Darfur has been betrayed by the international community in every way, as even aid efforts become increasingly subject to Khartoum’s cruel attenuation of humanitarian reach and capacity. Georg Charpentier, the UN’s senior aid official for Darfur, continues to withhold key data and reports on such critical matters as malnutrition (we know this by way of remarkable statements from Nils Kastberg, head of UNICEF in Darfur). Ibrahim Gambari, who was a well-chronicled disaster as the UN Secretary General’s special representative to Burma (WikiLeaks cable revelations are again highly telling), has expanded his résumé of malfeasance in Darfur; and perversely, he has sought an even greater role in the Doha peace negotiations, despite the conspicuously unfulfilled civilian protection mandate of UNAMID, which he nominally leads.

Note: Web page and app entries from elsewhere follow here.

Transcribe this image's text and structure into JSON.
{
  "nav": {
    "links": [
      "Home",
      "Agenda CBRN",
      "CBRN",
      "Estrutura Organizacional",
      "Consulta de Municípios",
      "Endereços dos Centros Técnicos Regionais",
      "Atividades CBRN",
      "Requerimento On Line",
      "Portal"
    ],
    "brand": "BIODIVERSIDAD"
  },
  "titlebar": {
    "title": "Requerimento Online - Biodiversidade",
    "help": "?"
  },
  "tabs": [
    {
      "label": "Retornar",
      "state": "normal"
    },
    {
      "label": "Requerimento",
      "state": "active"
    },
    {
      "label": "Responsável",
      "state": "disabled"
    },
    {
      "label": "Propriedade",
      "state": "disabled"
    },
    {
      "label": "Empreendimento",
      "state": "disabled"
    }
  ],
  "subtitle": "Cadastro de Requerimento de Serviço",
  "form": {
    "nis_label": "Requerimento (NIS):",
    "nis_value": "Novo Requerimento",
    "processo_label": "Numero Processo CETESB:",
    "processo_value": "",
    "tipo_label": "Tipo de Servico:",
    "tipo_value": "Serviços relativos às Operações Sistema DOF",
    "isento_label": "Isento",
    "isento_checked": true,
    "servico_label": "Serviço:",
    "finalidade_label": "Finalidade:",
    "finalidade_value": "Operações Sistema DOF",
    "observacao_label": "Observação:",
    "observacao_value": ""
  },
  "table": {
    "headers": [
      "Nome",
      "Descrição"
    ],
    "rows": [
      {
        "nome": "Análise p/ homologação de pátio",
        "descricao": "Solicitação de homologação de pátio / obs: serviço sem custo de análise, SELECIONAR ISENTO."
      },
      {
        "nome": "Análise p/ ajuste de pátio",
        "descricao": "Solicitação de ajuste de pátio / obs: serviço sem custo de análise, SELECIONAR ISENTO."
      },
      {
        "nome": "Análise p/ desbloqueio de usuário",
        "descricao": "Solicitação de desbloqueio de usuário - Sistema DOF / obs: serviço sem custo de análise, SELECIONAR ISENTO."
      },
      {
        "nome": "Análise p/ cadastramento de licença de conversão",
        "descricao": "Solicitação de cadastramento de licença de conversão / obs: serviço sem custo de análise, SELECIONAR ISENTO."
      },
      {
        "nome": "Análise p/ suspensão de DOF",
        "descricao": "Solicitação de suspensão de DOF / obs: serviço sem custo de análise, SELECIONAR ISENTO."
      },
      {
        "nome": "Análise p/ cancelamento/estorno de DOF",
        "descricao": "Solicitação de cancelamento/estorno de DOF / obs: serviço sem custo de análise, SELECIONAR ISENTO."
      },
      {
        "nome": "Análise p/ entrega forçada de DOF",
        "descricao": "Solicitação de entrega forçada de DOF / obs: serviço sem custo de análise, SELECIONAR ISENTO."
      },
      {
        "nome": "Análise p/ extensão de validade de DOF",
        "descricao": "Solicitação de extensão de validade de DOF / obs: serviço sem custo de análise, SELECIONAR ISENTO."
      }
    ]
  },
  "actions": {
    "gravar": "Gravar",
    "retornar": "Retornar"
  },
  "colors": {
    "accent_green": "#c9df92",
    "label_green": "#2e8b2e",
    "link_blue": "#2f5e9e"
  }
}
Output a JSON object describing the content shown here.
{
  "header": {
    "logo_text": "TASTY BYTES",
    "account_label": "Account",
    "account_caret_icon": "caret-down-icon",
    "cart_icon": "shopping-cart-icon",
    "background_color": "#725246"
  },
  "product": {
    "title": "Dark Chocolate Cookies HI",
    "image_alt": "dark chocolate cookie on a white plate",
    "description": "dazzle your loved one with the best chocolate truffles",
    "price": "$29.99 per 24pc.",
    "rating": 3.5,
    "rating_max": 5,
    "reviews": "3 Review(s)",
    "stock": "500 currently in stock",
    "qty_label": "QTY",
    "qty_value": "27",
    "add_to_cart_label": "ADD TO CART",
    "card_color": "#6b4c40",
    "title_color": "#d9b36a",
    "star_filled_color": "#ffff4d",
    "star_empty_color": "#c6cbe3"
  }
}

There will in all likelihood be many more Tabarats in the coming months. Presumably the Obama administration expects as much; it continues to use the word genocide" to describe the human destruction in the region. And as the seasoned Reuters reporter who interviewed the survivors of Tabarat observed, "the attack was reminiscent of the early years of the counter-insurgency operation in Sudan’s west," when genocidal violence was at its greatest. But the world’s knowledge of future atrocity crimes hangs by the slender thread of reports from the ground to the Darfuri diaspora and a very few news and human rights outlets. Khartoum has begun, in its growing military campaign in Darfur, to cut this final thread.
Eric Reeves has published extensively on Sudan, nationally and internationally, for more than a decade. He is author of A Long Day’s Dying: Critical Moments in the Darfur Genocide.